• [TASK PROMPT]: Set each line of the data down exactly, please.

[Page and application data records]
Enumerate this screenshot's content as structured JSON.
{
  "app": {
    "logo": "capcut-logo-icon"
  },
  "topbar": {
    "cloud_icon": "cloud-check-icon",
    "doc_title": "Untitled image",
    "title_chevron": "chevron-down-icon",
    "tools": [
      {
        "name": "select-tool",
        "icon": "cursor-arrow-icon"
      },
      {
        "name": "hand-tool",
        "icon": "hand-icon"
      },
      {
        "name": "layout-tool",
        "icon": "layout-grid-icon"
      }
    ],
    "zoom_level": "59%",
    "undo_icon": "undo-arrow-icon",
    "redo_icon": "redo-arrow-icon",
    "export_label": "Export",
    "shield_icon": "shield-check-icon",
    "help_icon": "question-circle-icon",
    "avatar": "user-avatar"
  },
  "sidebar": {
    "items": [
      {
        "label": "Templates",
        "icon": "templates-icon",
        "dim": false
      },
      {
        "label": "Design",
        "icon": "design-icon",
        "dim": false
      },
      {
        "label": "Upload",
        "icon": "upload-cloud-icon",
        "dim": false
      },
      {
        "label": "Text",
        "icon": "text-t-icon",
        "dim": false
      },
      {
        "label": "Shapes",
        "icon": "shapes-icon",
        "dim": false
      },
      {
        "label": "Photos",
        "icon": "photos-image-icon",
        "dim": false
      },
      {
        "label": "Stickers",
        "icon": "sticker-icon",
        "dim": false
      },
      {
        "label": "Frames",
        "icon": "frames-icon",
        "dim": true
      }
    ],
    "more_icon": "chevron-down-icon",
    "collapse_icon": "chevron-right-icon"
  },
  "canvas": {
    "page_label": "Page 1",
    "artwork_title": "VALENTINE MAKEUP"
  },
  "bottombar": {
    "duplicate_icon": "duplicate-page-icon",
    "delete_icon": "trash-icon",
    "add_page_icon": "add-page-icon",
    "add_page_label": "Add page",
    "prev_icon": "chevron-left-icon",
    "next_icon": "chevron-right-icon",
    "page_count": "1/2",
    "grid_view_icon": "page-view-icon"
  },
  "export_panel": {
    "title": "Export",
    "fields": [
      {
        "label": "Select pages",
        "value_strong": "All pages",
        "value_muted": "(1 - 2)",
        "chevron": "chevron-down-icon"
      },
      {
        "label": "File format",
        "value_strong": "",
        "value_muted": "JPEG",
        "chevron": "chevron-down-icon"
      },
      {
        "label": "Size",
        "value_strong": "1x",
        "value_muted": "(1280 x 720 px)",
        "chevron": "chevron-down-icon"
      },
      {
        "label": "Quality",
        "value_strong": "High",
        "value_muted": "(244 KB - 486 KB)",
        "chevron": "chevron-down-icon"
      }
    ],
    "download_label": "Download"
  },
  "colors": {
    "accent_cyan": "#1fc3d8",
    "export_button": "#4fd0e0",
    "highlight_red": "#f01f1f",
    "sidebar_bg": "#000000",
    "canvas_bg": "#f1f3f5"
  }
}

• [FINAL ANSWER]:
Enumerate this screenshot's content as structured JSON.
{
  "app": {
    "logo": "capcut-logo-icon"
  },
  "topbar": {
    "cloud_icon": "cloud-check-icon",
    "doc_title": "Untitled image",
    "title_chevron": "chevron-down-icon",
    "tools": [
      {
        "name": "select-tool",
        "icon": "cursor-arrow-icon"
      },
      {
        "name": "hand-tool",
        "icon": "hand-icon"
      },
      {
        "name": "layout-tool",
        "icon": "layout-grid-icon"
      }
    ],
    "zoom_level": "59%",
    "undo_icon": "undo-arrow-icon",
    "redo_icon": "redo-arrow-icon",
    "export_label": "Export",
    "shield_icon": "shield-check-icon",
    "help_icon": "question-circle-icon",
    "avatar": "user-avatar"
  },
  "sidebar": {
    "items": [
      {
        "label": "Templates",
        "icon": "templates-icon",
        "dim": false
      },
      {
        "label": "Design",
        "icon": "design-icon",
        "dim": false
      },
      {
        "label": "Upload",
        "icon": "upload-cloud-icon",
        "dim": false
      },
      {
        "label": "Text",
        "icon": "text-t-icon",
        "dim": false
      },
      {
        "label": "Shapes",
        "icon": "shapes-icon",
        "dim": false
      },
      {
        "label": "Photos",
        "icon": "photos-image-icon",
        "dim": false
      },
      {
        "label": "Stickers",
        "icon": "sticker-icon",
        "dim": false
      },
      {
        "label": "Frames",
        "icon": "frames-icon",
        "dim": true
      }
    ],
    "more_icon": "chevron-down-icon",
    "collapse_icon": "chevron-right-icon"
  },
  "canvas": {
    "page_label": "Page 1",
    "artwork_title": "VALENTINE MAKEUP"
  },
  "bottombar": {
    "duplicate_icon": "duplicate-page-icon",
    "delete_icon": "trash-icon",
    "add_page_icon": "add-page-icon",
    "add_page_label": "Add page",
    "prev_icon": "chevron-left-icon",
    "next_icon": "chevron-right-icon",
    "page_count": "1/2",
    "grid_view_icon": "page-view-icon"
  },
  "export_panel": {
    "title": "Export",
    "fields": [
      {
        "label": "Select pages",
        "value_strong": "All pages",
        "value_muted": "(1 - 2)",
        "chevron": "chevron-down-icon"
      },
      {
        "label": "File format",
        "value_strong": "",
        "value_muted": "JPEG",
        "chevron": "chevron-down-icon"
      },
      {
        "label": "Size",
        "value_strong": "1x",
        "value_muted": "(1280 x 720 px)",
        "chevron": "chevron-down-icon"
      },
      {
        "label": "Quality",
        "value_strong": "High",
        "value_muted": "(244 KB - 486 KB)",
        "chevron": "chevron-down-icon"
      }
    ],
    "download_label": "Download"
  },
  "colors": {
    "accent_cyan": "#1fc3d8",
    "export_button": "#4fd0e0",
    "highlight_red": "#f01f1f",
    "sidebar_bg": "#000000",
    "canvas_bg": "#f1f3f5"
  }
}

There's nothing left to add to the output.